§ Entries from a dataset of interfaces:

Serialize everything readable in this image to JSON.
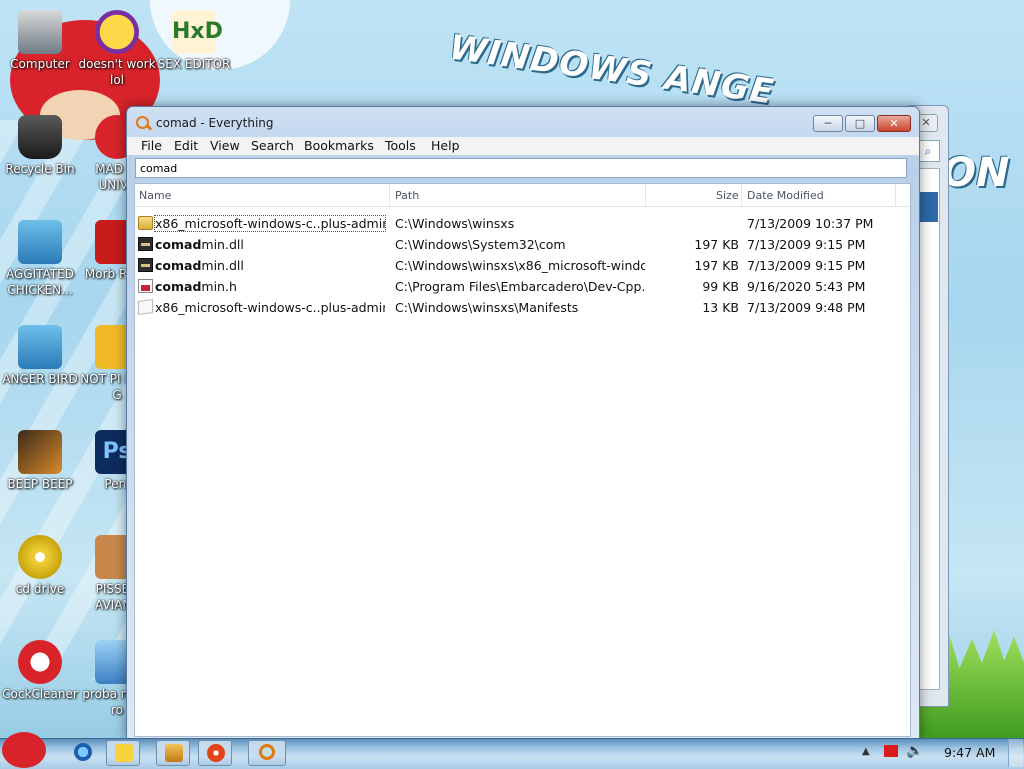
{
  "desktop": {
    "icons": [
      {
        "label": "Computer"
      },
      {
        "label": "doesn't work lol"
      },
      {
        "label": "SEX EDITOR"
      },
      {
        "label": "Recycle Bin"
      },
      {
        "label": "MAD BI UNIVE"
      },
      {
        "label": "AGGITATED CHICKEN..."
      },
      {
        "label": "Morb Read"
      },
      {
        "label": "ANGER BIRD"
      },
      {
        "label": "NOT PI BIRD G"
      },
      {
        "label": "BEEP BEEP"
      },
      {
        "label": "Peni"
      },
      {
        "label": "cd drive"
      },
      {
        "label": "PISSED AVIANS"
      },
      {
        "label": "CockCleaner"
      },
      {
        "label": "proba not a ro"
      }
    ]
  },
  "window": {
    "title": "comad - Everything",
    "buttons": {
      "minimize": "─",
      "maximize": "□",
      "close": "✕"
    },
    "menu": [
      "File",
      "Edit",
      "View",
      "Search",
      "Bookmarks",
      "Tools",
      "Help"
    ],
    "search_value": "comad",
    "columns": {
      "name": "Name",
      "path": "Path",
      "size": "Size",
      "date": "Date Modified"
    },
    "rows": [
      {
        "name_pre": "",
        "name_hl": "",
        "name_post": "x86_microsoft-windows-c..plus-admin-...",
        "path": "C:\\Windows\\winsxs",
        "size": "",
        "date": "7/13/2009 10:37 PM",
        "icon": "folder-icon"
      },
      {
        "name_pre": "",
        "name_hl": "comad",
        "name_post": "min.dll",
        "path": "C:\\Windows\\System32\\com",
        "size": "197 KB",
        "date": "7/13/2009 9:15 PM",
        "icon": "dll-file-icon"
      },
      {
        "name_pre": "",
        "name_hl": "comad",
        "name_post": "min.dll",
        "path": "C:\\Windows\\winsxs\\x86_microsoft-windo...",
        "size": "197 KB",
        "date": "7/13/2009 9:15 PM",
        "icon": "dll-file-icon"
      },
      {
        "name_pre": "",
        "name_hl": "comad",
        "name_post": "min.h",
        "path": "C:\\Program Files\\Embarcadero\\Dev-Cpp...",
        "size": "99 KB",
        "date": "9/16/2020 5:43 PM",
        "icon": "header-file-icon"
      },
      {
        "name_pre": "",
        "name_hl": "",
        "name_post": "x86_microsoft-windows-c..plus-admin-...",
        "path": "C:\\Windows\\winsxs\\Manifests",
        "size": "13 KB",
        "date": "7/13/2009 9:48 PM",
        "icon": "manifest-file-icon"
      }
    ]
  },
  "wallpaper": {
    "text1": "WINDOWS ANGE",
    "text2": "ON"
  },
  "taskbar": {
    "clock": "9:47 AM"
  }
}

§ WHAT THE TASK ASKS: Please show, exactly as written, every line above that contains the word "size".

§ RESPONSE AREA:
      "size": "Size",
        "size": "",
        "size": "197 KB",
        "size": "197 KB",
        "size": "99 KB",
        "size": "13 KB",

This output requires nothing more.